Interface dataset entries:
☆ ☆ ☆ ☆
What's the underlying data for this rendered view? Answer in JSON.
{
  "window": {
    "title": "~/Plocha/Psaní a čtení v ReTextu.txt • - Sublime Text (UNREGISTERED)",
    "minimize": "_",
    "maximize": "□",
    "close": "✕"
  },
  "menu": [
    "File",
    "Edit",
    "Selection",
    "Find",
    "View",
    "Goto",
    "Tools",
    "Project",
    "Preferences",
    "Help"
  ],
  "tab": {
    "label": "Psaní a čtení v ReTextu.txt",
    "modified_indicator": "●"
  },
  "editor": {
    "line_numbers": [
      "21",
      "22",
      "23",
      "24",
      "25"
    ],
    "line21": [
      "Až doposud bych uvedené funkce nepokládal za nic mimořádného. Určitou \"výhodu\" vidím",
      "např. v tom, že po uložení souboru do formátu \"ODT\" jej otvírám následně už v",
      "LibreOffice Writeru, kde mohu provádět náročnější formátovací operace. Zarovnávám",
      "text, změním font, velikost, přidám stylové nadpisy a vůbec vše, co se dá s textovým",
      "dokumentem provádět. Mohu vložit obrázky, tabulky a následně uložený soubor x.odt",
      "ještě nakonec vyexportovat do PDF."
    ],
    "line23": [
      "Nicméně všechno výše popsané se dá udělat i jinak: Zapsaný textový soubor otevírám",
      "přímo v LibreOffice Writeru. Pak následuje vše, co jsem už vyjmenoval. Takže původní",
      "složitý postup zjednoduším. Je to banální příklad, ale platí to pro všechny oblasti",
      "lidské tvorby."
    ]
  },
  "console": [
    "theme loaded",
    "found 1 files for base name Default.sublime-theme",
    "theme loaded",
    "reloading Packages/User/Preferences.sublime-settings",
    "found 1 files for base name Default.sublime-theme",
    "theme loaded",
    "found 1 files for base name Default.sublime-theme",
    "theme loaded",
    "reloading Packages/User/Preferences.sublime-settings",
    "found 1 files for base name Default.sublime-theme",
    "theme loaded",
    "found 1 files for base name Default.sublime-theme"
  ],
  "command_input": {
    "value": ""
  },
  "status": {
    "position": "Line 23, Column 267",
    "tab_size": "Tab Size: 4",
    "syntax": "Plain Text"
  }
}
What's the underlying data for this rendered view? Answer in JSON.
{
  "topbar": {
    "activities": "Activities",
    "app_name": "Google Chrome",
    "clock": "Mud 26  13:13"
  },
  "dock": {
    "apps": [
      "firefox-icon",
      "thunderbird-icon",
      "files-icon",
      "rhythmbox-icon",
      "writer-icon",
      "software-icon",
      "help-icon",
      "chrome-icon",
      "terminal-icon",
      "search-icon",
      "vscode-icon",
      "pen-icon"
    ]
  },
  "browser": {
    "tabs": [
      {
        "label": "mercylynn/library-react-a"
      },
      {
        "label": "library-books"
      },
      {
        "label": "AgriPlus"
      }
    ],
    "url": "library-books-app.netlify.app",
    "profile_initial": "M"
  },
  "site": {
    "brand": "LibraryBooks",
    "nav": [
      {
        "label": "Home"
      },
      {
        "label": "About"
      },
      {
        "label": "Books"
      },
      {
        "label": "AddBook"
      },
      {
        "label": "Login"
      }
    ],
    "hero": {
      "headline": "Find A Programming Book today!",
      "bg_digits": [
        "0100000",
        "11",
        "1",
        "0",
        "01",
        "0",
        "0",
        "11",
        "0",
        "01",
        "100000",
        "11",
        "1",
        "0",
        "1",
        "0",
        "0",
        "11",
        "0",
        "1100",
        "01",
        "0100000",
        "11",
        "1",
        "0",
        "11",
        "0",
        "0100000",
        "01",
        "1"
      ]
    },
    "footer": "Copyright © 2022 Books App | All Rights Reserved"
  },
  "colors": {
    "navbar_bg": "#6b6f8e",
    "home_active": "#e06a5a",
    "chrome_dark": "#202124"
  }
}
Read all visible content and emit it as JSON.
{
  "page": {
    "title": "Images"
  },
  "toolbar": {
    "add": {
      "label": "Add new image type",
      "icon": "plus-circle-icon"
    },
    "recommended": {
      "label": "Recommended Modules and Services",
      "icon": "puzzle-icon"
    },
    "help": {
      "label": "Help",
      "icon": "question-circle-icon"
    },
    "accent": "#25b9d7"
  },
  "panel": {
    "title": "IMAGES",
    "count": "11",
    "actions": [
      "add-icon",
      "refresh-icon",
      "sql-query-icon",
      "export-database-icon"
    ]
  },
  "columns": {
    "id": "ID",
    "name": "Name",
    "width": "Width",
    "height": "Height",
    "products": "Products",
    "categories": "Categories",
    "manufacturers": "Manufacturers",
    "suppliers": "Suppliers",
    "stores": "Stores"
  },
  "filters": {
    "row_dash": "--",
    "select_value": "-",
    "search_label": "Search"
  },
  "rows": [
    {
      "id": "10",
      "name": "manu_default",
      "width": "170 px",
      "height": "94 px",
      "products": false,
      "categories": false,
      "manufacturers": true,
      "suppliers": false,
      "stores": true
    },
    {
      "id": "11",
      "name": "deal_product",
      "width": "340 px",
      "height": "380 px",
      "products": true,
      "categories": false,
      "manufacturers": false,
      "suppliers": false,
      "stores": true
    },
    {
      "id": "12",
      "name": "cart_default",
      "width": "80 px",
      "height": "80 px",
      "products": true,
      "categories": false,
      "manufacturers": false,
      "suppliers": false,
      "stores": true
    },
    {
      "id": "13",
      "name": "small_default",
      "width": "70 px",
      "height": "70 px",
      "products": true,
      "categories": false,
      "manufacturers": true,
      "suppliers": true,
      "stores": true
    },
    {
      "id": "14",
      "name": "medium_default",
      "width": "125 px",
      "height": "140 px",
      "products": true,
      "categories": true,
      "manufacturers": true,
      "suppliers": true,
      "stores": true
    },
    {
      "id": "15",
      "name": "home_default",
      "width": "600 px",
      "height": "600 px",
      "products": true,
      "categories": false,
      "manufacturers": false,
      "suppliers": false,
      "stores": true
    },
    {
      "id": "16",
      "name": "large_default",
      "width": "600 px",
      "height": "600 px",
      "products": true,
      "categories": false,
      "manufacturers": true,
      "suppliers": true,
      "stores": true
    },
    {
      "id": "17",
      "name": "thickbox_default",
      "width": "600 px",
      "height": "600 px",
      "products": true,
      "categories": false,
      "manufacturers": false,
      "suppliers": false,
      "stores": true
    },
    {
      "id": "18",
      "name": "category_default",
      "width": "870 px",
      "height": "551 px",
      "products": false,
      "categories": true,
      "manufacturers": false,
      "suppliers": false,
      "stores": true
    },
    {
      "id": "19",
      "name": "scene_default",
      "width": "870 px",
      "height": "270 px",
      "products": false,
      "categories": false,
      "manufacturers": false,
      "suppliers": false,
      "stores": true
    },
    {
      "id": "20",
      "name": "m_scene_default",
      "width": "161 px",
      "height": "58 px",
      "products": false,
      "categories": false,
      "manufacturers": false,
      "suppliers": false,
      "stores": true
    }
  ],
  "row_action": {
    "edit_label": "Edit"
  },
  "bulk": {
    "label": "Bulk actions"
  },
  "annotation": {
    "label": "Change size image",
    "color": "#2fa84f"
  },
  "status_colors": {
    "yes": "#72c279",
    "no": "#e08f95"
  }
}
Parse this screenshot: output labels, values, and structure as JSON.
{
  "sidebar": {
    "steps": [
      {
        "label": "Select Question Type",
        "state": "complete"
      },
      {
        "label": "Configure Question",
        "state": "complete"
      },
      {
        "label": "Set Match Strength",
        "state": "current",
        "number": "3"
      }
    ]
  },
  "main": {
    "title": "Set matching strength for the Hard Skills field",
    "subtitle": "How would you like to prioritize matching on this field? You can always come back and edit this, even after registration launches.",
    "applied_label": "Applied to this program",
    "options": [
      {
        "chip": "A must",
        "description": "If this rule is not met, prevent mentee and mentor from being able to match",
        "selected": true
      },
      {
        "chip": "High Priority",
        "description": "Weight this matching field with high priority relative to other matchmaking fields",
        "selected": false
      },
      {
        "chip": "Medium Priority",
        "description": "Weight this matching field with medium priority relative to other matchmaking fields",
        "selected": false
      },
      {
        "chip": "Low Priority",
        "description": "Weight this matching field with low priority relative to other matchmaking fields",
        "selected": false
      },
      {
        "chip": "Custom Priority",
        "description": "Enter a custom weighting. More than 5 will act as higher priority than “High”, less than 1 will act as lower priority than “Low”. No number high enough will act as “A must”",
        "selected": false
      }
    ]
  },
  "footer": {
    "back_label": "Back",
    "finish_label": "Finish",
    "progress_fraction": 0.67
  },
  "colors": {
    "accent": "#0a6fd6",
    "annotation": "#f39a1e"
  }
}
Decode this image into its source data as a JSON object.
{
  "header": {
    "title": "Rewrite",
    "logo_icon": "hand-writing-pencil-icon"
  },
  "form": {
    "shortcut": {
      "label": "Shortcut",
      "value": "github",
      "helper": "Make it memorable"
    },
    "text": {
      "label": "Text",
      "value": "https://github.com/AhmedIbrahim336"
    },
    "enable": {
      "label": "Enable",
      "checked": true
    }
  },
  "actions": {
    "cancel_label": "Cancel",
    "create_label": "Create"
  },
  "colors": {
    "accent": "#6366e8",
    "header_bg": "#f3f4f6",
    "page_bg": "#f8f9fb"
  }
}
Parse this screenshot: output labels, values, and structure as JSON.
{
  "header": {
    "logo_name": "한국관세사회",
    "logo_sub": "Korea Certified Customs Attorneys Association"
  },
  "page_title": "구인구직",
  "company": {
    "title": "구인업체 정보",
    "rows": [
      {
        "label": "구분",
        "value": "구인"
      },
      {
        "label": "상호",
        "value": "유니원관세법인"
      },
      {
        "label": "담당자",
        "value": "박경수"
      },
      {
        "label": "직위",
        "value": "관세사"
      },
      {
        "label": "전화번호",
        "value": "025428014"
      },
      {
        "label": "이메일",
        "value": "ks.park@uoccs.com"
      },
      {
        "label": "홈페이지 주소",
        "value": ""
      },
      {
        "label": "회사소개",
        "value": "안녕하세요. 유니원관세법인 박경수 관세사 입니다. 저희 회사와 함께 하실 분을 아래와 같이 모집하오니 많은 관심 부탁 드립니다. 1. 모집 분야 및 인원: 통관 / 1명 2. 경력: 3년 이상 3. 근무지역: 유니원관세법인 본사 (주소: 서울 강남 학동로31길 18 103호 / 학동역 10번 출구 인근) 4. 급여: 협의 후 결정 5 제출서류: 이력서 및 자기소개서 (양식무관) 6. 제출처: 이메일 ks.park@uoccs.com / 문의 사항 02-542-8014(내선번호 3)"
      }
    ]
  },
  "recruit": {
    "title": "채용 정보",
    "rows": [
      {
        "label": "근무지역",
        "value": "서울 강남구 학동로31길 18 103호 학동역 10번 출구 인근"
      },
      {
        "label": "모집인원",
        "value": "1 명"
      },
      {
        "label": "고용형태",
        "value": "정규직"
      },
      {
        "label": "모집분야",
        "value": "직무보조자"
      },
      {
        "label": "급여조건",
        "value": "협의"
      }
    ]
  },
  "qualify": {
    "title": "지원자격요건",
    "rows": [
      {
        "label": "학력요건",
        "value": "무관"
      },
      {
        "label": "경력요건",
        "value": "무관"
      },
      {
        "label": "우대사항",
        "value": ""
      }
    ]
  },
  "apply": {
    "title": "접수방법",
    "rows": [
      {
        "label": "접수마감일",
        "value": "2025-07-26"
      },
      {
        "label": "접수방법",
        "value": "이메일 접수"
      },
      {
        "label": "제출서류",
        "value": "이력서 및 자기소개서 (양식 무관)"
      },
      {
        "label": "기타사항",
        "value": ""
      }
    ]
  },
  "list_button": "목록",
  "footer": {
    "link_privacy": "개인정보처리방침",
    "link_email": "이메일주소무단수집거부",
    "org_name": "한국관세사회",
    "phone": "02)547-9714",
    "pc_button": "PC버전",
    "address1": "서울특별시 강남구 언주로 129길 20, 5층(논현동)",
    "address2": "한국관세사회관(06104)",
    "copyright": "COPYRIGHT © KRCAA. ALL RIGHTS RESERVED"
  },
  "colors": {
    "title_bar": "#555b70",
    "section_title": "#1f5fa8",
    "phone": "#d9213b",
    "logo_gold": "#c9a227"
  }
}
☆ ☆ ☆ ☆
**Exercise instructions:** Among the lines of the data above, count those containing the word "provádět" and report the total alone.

**Exercise solution:** 2